**What the task asks:** Count the lines in the data below that have "icon" in them, and reply with only that number.

(Dataset rows describing interfaces)
* * *
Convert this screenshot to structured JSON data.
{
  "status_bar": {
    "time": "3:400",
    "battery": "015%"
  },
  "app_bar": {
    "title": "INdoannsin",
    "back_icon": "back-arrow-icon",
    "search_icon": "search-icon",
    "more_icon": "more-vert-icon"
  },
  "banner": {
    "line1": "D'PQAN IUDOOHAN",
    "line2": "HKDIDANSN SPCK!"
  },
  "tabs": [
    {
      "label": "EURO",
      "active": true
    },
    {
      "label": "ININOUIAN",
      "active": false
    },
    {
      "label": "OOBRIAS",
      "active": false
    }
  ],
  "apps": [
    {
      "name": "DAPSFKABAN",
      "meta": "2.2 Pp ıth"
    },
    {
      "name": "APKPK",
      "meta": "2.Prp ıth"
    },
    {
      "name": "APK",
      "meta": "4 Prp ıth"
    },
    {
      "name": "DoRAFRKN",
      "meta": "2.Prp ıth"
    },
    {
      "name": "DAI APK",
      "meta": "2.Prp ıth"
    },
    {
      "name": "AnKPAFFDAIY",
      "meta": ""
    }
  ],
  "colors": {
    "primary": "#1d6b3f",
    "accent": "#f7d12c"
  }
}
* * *
**Written response:** 3